Discover a new species of sculpture! With this video tutorial, young people (KS3+) can get creative and learn about an essential ecological form: the spiral. This resource was created by Lucy Sabin as part of the 2021 programme at Aspex Gallery. Look out for their exhibition In Search of Chemozoa by boredomresearch (24 Feb – 25 April 2021).
What are wildSpiralS?
wildSpiralS are flexible paper sculptures inspired by spiralling, twisting, unfurling things. Spiralling movements are present in plant growth, weather patterns, whirlpools, shells, galaxies, tentacles and tendrils. In many human cultures, spirals symbolise the seasons and creation itself. You might have seen the golden spiral in sunflower heads or heard about the double helix structure of DNA molecules. Globally, atmospheric and oceanic circulation could be seen as one big swirling dance which regulates climate. Thinking spirally is an artistic and scientific approach to understanding lifeforms and flowing matter across multiple scales and dimensions.

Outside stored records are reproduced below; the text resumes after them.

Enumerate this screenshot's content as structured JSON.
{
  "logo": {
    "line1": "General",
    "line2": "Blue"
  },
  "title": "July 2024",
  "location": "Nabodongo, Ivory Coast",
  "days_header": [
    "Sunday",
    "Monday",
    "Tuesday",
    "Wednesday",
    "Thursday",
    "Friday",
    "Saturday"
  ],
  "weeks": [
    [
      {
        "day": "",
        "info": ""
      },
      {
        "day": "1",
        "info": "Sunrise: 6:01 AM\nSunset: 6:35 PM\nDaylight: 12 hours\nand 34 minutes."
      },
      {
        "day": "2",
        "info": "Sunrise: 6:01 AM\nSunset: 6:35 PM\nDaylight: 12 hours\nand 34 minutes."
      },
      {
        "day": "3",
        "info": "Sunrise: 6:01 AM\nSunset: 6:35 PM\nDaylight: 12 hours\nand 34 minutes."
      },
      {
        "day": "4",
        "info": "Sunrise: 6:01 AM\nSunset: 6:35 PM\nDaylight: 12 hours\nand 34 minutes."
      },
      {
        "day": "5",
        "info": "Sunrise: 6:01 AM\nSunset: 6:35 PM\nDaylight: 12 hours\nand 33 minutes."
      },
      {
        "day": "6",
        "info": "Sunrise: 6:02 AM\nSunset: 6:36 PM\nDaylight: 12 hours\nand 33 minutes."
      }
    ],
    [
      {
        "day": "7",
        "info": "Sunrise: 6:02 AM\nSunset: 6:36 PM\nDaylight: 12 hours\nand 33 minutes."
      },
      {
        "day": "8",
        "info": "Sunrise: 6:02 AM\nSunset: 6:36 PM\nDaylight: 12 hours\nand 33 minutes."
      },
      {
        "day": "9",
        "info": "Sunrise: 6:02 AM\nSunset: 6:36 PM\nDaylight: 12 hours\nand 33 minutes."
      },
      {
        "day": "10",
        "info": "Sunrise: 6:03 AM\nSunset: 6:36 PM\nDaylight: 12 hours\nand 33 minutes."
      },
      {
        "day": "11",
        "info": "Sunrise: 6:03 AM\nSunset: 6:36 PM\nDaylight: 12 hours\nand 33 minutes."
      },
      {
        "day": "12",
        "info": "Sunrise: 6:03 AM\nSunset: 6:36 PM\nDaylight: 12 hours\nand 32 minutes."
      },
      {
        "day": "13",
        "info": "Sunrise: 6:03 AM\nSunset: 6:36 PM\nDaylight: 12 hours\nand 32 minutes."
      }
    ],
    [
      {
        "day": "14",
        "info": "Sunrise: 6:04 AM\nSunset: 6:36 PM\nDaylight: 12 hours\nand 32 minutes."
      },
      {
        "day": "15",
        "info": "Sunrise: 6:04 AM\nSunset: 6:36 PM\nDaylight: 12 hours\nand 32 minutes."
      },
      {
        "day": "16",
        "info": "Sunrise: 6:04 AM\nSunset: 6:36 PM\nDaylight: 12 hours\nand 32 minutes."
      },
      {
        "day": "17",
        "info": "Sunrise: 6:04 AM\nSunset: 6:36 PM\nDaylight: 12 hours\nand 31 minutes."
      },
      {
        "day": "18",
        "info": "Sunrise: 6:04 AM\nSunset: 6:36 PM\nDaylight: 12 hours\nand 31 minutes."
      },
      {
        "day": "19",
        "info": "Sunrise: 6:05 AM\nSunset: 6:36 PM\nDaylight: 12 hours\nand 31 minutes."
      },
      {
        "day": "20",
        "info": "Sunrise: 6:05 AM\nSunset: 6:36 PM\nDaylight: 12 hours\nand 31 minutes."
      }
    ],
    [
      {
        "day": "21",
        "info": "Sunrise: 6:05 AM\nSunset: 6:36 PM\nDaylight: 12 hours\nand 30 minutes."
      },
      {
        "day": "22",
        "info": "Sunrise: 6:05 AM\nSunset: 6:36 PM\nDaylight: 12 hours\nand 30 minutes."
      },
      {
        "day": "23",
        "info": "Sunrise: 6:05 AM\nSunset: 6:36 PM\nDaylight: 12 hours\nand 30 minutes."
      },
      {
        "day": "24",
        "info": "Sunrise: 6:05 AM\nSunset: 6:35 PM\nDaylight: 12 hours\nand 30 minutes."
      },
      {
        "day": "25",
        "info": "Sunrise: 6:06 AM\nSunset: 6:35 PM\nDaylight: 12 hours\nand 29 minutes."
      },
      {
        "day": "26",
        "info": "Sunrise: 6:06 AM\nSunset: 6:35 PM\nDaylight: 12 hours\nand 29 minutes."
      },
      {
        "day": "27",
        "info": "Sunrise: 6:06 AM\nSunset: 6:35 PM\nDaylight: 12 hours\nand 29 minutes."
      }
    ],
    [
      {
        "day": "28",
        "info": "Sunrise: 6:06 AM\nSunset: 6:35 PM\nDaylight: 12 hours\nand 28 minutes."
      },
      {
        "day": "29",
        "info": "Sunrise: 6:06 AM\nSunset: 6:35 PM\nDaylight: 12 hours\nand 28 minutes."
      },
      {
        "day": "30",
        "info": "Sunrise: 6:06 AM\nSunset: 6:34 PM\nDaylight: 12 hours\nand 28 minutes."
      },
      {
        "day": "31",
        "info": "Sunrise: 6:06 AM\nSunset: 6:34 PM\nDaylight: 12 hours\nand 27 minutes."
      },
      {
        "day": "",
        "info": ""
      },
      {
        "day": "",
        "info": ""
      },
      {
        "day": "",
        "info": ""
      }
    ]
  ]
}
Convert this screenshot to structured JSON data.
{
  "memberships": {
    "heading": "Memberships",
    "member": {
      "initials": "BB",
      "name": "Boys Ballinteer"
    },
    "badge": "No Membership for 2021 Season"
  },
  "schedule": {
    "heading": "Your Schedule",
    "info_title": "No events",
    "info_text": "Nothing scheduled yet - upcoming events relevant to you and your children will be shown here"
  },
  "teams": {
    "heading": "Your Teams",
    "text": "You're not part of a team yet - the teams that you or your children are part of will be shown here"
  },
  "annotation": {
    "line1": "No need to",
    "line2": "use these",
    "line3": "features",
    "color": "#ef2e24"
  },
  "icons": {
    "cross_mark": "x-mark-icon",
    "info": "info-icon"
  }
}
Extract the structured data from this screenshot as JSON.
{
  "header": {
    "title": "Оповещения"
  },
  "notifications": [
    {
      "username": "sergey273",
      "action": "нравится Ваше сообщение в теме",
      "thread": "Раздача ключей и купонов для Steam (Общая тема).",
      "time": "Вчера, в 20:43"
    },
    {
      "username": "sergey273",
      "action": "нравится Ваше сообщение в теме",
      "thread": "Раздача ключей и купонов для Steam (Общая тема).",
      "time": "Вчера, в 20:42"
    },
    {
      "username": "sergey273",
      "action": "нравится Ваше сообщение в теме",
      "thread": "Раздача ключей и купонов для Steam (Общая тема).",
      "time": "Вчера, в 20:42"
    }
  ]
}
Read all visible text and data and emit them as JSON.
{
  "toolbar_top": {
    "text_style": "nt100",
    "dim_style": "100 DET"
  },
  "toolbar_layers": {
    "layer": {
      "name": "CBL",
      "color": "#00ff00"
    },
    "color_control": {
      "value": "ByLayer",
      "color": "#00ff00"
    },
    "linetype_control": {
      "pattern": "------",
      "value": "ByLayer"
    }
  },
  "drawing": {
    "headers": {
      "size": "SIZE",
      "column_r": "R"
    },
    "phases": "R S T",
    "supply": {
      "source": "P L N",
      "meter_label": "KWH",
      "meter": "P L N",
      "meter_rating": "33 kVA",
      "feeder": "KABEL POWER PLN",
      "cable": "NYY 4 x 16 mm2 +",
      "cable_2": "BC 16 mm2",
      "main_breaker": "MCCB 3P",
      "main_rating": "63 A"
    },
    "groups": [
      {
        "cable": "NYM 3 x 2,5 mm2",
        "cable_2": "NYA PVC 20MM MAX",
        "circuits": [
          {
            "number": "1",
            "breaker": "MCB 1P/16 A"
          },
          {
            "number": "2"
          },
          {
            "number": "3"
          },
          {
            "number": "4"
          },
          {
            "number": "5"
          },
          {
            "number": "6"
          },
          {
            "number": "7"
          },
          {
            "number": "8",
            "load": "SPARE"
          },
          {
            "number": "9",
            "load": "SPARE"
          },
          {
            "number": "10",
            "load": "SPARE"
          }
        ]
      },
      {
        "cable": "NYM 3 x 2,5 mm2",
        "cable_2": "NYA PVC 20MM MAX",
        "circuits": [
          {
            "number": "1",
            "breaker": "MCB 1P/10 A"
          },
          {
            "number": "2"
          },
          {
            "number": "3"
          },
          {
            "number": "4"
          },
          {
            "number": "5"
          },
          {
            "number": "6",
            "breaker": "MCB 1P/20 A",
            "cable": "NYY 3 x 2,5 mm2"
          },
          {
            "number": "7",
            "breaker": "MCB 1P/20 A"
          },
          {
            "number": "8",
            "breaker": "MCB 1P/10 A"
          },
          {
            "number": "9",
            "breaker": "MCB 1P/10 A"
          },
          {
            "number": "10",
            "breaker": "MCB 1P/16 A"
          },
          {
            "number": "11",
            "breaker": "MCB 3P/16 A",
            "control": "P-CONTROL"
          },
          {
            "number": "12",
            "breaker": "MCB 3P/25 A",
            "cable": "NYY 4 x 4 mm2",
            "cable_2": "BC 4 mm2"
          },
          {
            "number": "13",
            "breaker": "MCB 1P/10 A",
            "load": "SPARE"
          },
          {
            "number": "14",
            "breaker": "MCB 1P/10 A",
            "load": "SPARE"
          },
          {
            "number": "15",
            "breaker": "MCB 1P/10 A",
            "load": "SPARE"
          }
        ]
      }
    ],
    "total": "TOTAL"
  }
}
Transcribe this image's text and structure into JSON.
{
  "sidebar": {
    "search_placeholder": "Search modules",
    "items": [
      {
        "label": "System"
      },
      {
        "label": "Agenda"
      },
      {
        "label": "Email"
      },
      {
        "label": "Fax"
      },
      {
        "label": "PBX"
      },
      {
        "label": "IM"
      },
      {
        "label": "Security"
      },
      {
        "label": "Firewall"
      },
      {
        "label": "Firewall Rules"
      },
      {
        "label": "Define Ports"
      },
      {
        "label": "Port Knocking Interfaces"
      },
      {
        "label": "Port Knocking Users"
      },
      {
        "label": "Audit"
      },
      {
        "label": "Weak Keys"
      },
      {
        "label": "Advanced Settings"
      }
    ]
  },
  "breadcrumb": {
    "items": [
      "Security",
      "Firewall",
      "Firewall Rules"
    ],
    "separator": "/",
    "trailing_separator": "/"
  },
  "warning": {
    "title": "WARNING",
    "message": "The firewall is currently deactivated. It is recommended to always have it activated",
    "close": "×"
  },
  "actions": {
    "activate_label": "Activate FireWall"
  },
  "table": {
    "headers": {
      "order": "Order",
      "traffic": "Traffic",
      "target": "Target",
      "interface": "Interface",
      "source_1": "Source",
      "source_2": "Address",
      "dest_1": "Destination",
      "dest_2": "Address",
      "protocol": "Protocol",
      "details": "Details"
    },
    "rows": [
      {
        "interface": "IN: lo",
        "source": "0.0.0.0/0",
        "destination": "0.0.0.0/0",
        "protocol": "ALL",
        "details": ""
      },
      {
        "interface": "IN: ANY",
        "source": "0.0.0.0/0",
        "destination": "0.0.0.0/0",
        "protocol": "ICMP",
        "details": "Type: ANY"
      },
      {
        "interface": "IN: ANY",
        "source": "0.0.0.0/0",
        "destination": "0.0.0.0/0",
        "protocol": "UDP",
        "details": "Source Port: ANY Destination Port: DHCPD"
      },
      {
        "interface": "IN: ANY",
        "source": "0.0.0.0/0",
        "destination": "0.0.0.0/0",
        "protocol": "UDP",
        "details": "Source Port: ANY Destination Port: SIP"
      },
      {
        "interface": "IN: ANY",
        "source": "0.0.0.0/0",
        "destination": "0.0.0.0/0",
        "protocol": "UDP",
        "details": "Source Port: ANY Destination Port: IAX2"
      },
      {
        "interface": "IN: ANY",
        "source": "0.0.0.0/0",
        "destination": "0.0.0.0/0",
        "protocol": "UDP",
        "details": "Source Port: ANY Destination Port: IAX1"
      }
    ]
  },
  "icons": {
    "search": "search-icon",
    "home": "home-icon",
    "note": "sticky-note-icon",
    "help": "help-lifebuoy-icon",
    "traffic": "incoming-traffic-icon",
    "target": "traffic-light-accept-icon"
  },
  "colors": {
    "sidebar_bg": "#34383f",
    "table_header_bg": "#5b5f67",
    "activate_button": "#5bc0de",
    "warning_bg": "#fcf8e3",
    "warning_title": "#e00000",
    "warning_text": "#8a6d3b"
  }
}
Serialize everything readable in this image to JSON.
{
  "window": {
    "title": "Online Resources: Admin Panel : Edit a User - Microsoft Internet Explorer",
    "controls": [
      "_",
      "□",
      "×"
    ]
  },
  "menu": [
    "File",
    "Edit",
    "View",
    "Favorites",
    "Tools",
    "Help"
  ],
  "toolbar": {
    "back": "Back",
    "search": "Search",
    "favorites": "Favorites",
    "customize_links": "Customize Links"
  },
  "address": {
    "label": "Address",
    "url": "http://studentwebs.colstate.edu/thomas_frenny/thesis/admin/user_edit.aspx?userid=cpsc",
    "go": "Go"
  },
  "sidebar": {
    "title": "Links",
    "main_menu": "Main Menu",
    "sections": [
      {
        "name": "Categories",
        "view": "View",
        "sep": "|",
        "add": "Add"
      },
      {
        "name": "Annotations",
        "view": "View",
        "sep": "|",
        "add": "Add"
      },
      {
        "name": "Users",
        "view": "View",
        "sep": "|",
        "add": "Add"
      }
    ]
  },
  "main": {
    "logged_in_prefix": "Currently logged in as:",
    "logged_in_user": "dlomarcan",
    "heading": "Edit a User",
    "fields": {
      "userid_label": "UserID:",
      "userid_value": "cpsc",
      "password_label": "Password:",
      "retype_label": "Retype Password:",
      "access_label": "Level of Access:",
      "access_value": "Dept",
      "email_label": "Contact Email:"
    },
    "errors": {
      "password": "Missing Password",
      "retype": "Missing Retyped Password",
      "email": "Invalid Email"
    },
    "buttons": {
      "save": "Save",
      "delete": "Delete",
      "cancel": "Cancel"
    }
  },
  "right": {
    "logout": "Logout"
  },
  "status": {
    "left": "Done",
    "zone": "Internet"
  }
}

How did you come up with the idea?
In my artistic practice and research, I tend to focus on air and the atmosphere. So, when Aspex invited me to create a learning resource, I asked myself, How could people make their own artworks with air? Initially, I experimented with blowing through a drinking straw to spread paint across a page. The effect is like tendrils, branches or spindly fingers. You’re left with an expression that’s unique to each breath. Unfortunately, it becomes quite tiring to continuously exhale with force! So I substituted my lungs for a hairdryer. The machine allowed me to work on a larger scale.
Next, I thought about how to make the two-dimensional piece of paper more interesting. I asked myself, What shape would air take if it left a solid trace or skin that extended into space? That’s when the spiral came into play. When we draw wind or breath, things which are usually invisible or constantly moving, we might use curling lines to represent the fluctuations in air. Spirals can have multiple meanings, though. I hope people enjoy making up their own story and scenography for wildSpiralS, based on their own imagination and interests. Spirals, loops, whorls and waves can be found everywhere, even in your fingerprint! It’s hard to find a straight line in nature.
What could wildSpiralS help us to learn about?
wildSpiralS brings together lessons from lots of different subjects such as art (eco-art, kinetic sculpture, composition), biology (whorls, growth patterns), physics (weather patterns, convection, circulation) and maths (geometry).
Let’s get started…
wildSpiralS video tutorial was produced for Aspex, Portsmouth’s leading and free contemporary art gallery. The open air location in the video is Queen’s Park in Brighton, a public space since 1890 ✊